• [What the task asks]: Those lines of the records that contain "data" are to be located and copied.

Web page and app entries
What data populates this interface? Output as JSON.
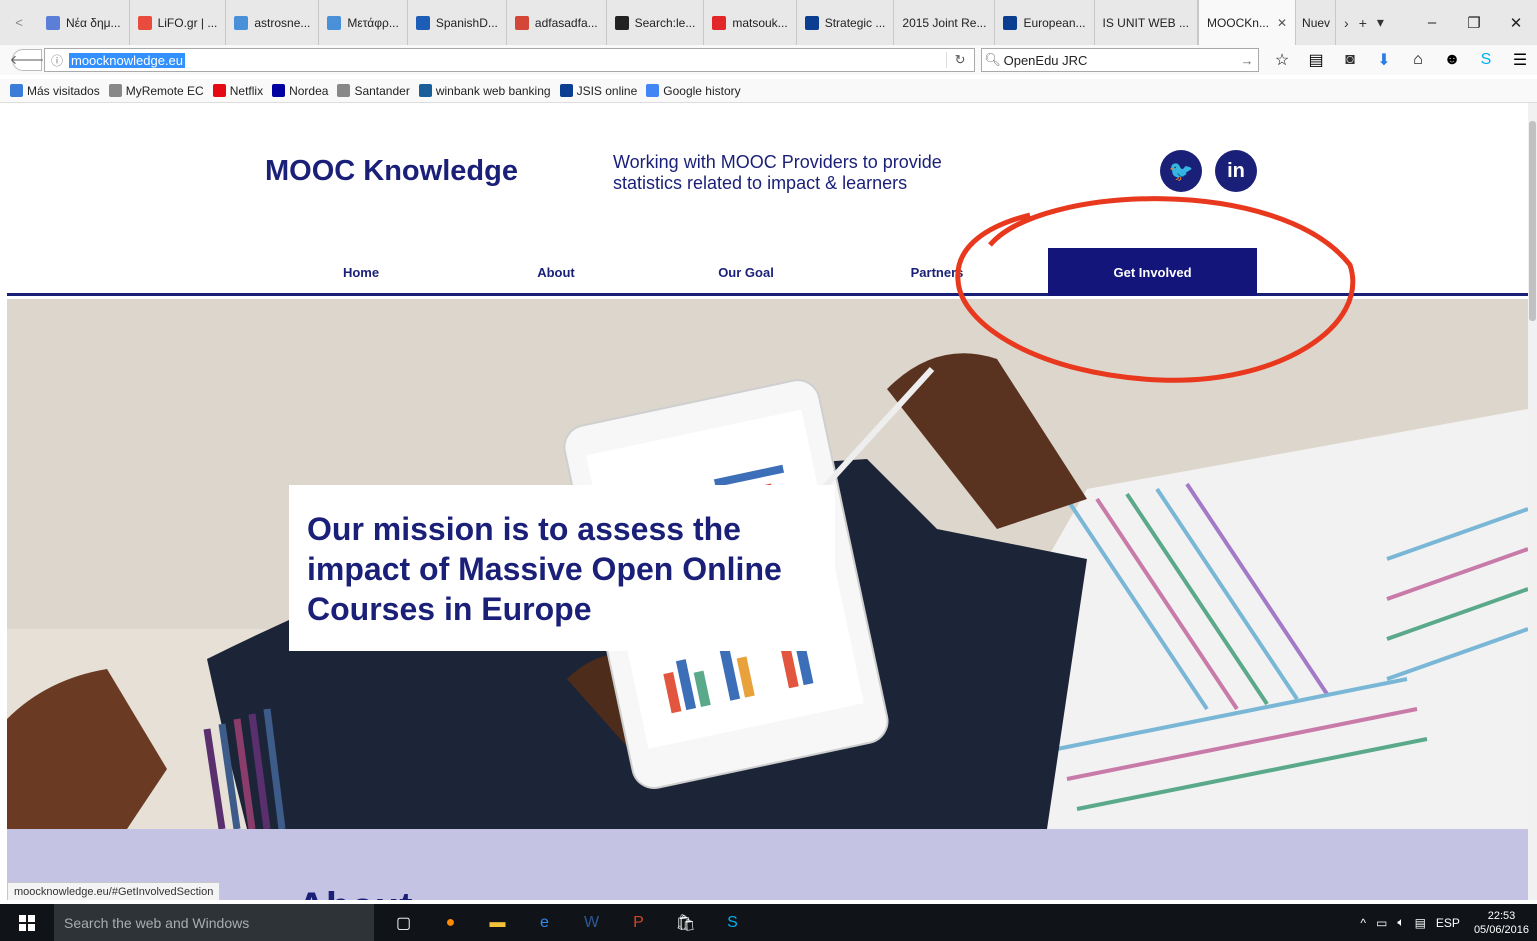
{
  "browser": {
    "tabs": [
      {
        "label": "Νέα δημ...",
        "color": "#5b7fd6"
      },
      {
        "label": "LiFO.gr | ...",
        "color": "#e94b3c"
      },
      {
        "label": "astrosne...",
        "color": "#4a90d9"
      },
      {
        "label": "Μετάφρ...",
        "color": "#4a90d9"
      },
      {
        "label": "SpanishD...",
        "color": "#1c5db8"
      },
      {
        "label": "adfasadfa...",
        "color": "#d44638"
      },
      {
        "label": "Search:le...",
        "color": "#222222"
      },
      {
        "label": "matsouk...",
        "color": "#e2262a"
      },
      {
        "label": "Strategic ...",
        "color": "#0b3d91"
      },
      {
        "label": "2015 Joint Re...",
        "color": ""
      },
      {
        "label": "European...",
        "color": "#0b3d91"
      },
      {
        "label": "IS UNIT WEB ...",
        "color": ""
      }
    ],
    "active_tab": "MOOCKn...",
    "next_tab": "Nuev",
    "url": "moocknowledge.eu",
    "search_engine_text": "OpenEdu JRC",
    "bookmarks": [
      {
        "label": "Más visitados",
        "color": "#3b7dd8"
      },
      {
        "label": "MyRemote EC",
        "color": "#888888"
      },
      {
        "label": "Netflix",
        "color": "#e50914"
      },
      {
        "label": "Nordea",
        "color": "#0000a0"
      },
      {
        "label": "Santander",
        "color": "#888888"
      },
      {
        "label": "winbank web banking",
        "color": "#1a5e9a"
      },
      {
        "label": "JSIS online",
        "color": "#0b3d91"
      },
      {
        "label": "Google history",
        "color": "#4285f4"
      }
    ]
  },
  "site": {
    "brand": "MOOC Knowledge",
    "tagline": "Working with MOOC Providers to provide statistics related to impact & learners",
    "social": [
      {
        "icon": "twitter-icon",
        "glyph": "🐦"
      },
      {
        "icon": "linkedin-icon",
        "glyph": "in"
      }
    ],
    "nav": [
      "Home",
      "About",
      "Our Goal",
      "Partners",
      "Get Involved"
    ],
    "active_nav": "Get Involved",
    "hero_text": "Our mission is to assess the impact of Massive Open Online Courses in Europe",
    "next_section_peek": "About",
    "colors": {
      "brand": "#1a1f78",
      "nav_active": "#13157a",
      "about_band": "#c4c3e3",
      "annotation": "#e8381e"
    }
  },
  "status_bar": "moocknowledge.eu/#GetInvolvedSection",
  "taskbar": {
    "search_placeholder": "Search the web and Windows",
    "language": "ESP",
    "time": "22:53",
    "date": "05/06/2016"
  }
}
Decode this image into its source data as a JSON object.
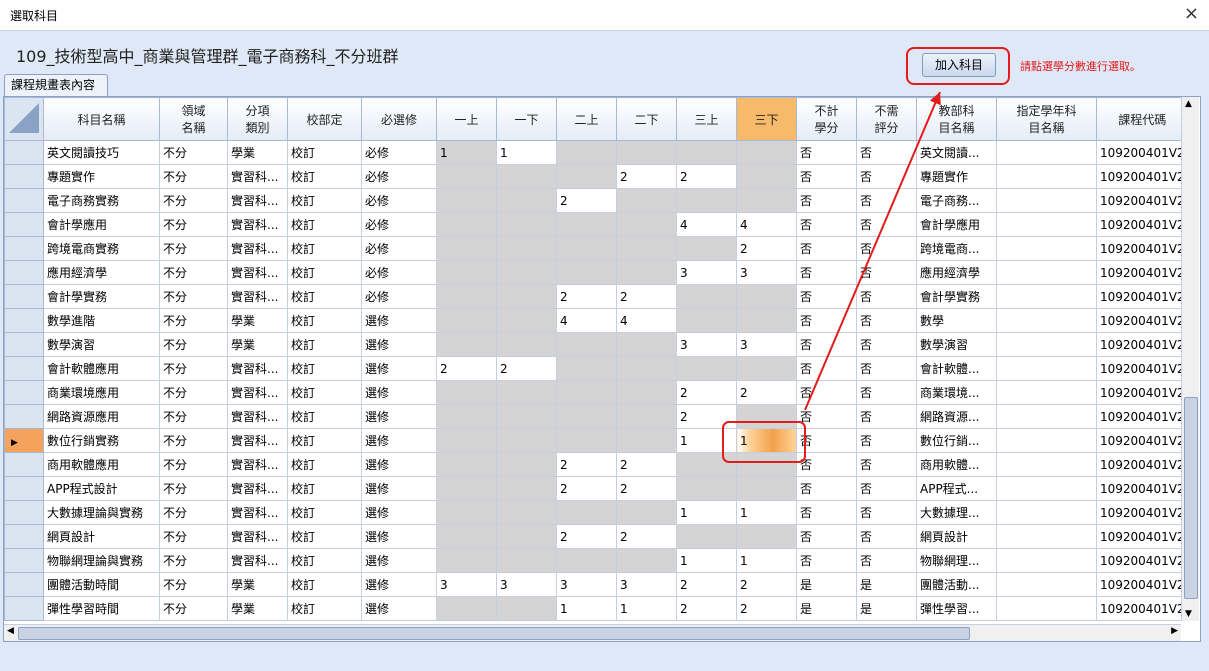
{
  "window": {
    "title": "選取科目",
    "close": "×"
  },
  "header": {
    "heading": "109_技術型高中_商業與管理群_電子商務科_不分班群",
    "add_button": "加入科目",
    "hint": "請點選學分數進行選取。"
  },
  "tab": {
    "label": "課程規畫表內容"
  },
  "grid": {
    "columns": [
      "科目名稱",
      "領域\n名稱",
      "分項\n類別",
      "校部定",
      "必選修",
      "一上",
      "一下",
      "二上",
      "二下",
      "三上",
      "三下",
      "不計\n學分",
      "不需\n評分",
      "教部科\n目名稱",
      "指定學年科\n目名稱",
      "課程代碼"
    ],
    "selected_column": "三下",
    "rows": [
      [
        "英文閱讀技巧",
        "不分",
        "學業",
        "校訂",
        "必修",
        "1",
        "1",
        "",
        "",
        "",
        "",
        "否",
        "否",
        "英文閱讀...",
        "",
        "109200401V2"
      ],
      [
        "專題實作",
        "不分",
        "實習科...",
        "校訂",
        "必修",
        "",
        "",
        "",
        "2",
        "2",
        "",
        "否",
        "否",
        "專題實作",
        "",
        "109200401V2"
      ],
      [
        "電子商務實務",
        "不分",
        "實習科...",
        "校訂",
        "必修",
        "",
        "",
        "2",
        "",
        "",
        "",
        "否",
        "否",
        "電子商務...",
        "",
        "109200401V2"
      ],
      [
        "會計學應用",
        "不分",
        "實習科...",
        "校訂",
        "必修",
        "",
        "",
        "",
        "",
        "4",
        "4",
        "否",
        "否",
        "會計學應用",
        "",
        "109200401V2"
      ],
      [
        "跨境電商實務",
        "不分",
        "實習科...",
        "校訂",
        "必修",
        "",
        "",
        "",
        "",
        "",
        "2",
        "否",
        "否",
        "跨境電商...",
        "",
        "109200401V2"
      ],
      [
        "應用經濟學",
        "不分",
        "實習科...",
        "校訂",
        "必修",
        "",
        "",
        "",
        "",
        "3",
        "3",
        "否",
        "否",
        "應用經濟學",
        "",
        "109200401V2"
      ],
      [
        "會計學實務",
        "不分",
        "實習科...",
        "校訂",
        "必修",
        "",
        "",
        "2",
        "2",
        "",
        "",
        "否",
        "否",
        "會計學實務",
        "",
        "109200401V2"
      ],
      [
        "數學進階",
        "不分",
        "學業",
        "校訂",
        "選修",
        "",
        "",
        "4",
        "4",
        "",
        "",
        "否",
        "否",
        "數學",
        "",
        "109200401V2"
      ],
      [
        "數學演習",
        "不分",
        "學業",
        "校訂",
        "選修",
        "",
        "",
        "",
        "",
        "3",
        "3",
        "否",
        "否",
        "數學演習",
        "",
        "109200401V2"
      ],
      [
        "會計軟體應用",
        "不分",
        "實習科...",
        "校訂",
        "選修",
        "2",
        "2",
        "",
        "",
        "",
        "",
        "否",
        "否",
        "會計軟體...",
        "",
        "109200401V2"
      ],
      [
        "商業環境應用",
        "不分",
        "實習科...",
        "校訂",
        "選修",
        "",
        "",
        "",
        "",
        "2",
        "2",
        "否",
        "否",
        "商業環境...",
        "",
        "109200401V2"
      ],
      [
        "網路資源應用",
        "不分",
        "實習科...",
        "校訂",
        "選修",
        "",
        "",
        "",
        "",
        "2",
        "",
        "否",
        "否",
        "網路資源...",
        "",
        "109200401V2"
      ],
      [
        "數位行銷實務",
        "不分",
        "實習科...",
        "校訂",
        "選修",
        "",
        "",
        "",
        "",
        "1",
        "1",
        "否",
        "否",
        "數位行銷...",
        "",
        "109200401V2"
      ],
      [
        "商用軟體應用",
        "不分",
        "實習科...",
        "校訂",
        "選修",
        "",
        "",
        "2",
        "2",
        "",
        "",
        "否",
        "否",
        "商用軟體...",
        "",
        "109200401V2"
      ],
      [
        "APP程式設計",
        "不分",
        "實習科...",
        "校訂",
        "選修",
        "",
        "",
        "2",
        "2",
        "",
        "",
        "否",
        "否",
        "APP程式...",
        "",
        "109200401V2"
      ],
      [
        "大數據理論與實務",
        "不分",
        "實習科...",
        "校訂",
        "選修",
        "",
        "",
        "",
        "",
        "1",
        "1",
        "否",
        "否",
        "大數據理...",
        "",
        "109200401V2"
      ],
      [
        "網頁設計",
        "不分",
        "實習科...",
        "校訂",
        "選修",
        "",
        "",
        "2",
        "2",
        "",
        "",
        "否",
        "否",
        "網頁設計",
        "",
        "109200401V2"
      ],
      [
        "物聯網理論與實務",
        "不分",
        "實習科...",
        "校訂",
        "選修",
        "",
        "",
        "",
        "",
        "1",
        "1",
        "否",
        "否",
        "物聯網理...",
        "",
        "109200401V2"
      ],
      [
        "團體活動時間",
        "不分",
        "學業",
        "校訂",
        "選修",
        "3",
        "3",
        "3",
        "3",
        "2",
        "2",
        "是",
        "是",
        "團體活動...",
        "",
        "109200401V2"
      ],
      [
        "彈性學習時間",
        "不分",
        "學業",
        "校訂",
        "選修",
        "",
        "",
        "1",
        "1",
        "2",
        "2",
        "是",
        "是",
        "彈性學習...",
        "",
        "109200401V2"
      ]
    ],
    "gray_cells": [
      [
        0,
        2,
        3,
        4,
        5
      ],
      [
        0,
        1,
        2,
        5
      ],
      [
        0,
        1,
        3,
        4,
        5
      ],
      [
        0,
        1,
        2,
        3
      ],
      [
        0,
        1,
        2,
        3,
        4
      ],
      [
        0,
        1,
        2,
        3
      ],
      [
        0,
        1,
        4,
        5
      ],
      [
        0,
        1,
        4,
        5
      ],
      [
        0,
        1,
        2,
        3
      ],
      [
        2,
        3,
        4,
        5
      ],
      [
        0,
        1,
        2,
        3
      ],
      [
        0,
        1,
        2,
        3,
        5
      ],
      [
        0,
        1,
        2,
        3
      ],
      [
        0,
        1,
        4,
        5
      ],
      [
        0,
        1,
        4,
        5
      ],
      [
        0,
        1,
        2,
        3
      ],
      [
        0,
        1,
        4,
        5
      ],
      [
        0,
        1,
        2,
        3
      ],
      [],
      [
        0,
        1
      ]
    ],
    "current_row": 12,
    "highlight_cell": {
      "row": 12,
      "semester": "三下"
    }
  },
  "colors": {
    "accent_red": "#e41b1b",
    "selected_header": "#f7b96a",
    "gray_cell": "#d4d4d4",
    "current_row_marker": "#f5a25d"
  }
}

• [Result]:
What data populates this interface? Output as JSON.
Decode this image into its source data as a JSON object.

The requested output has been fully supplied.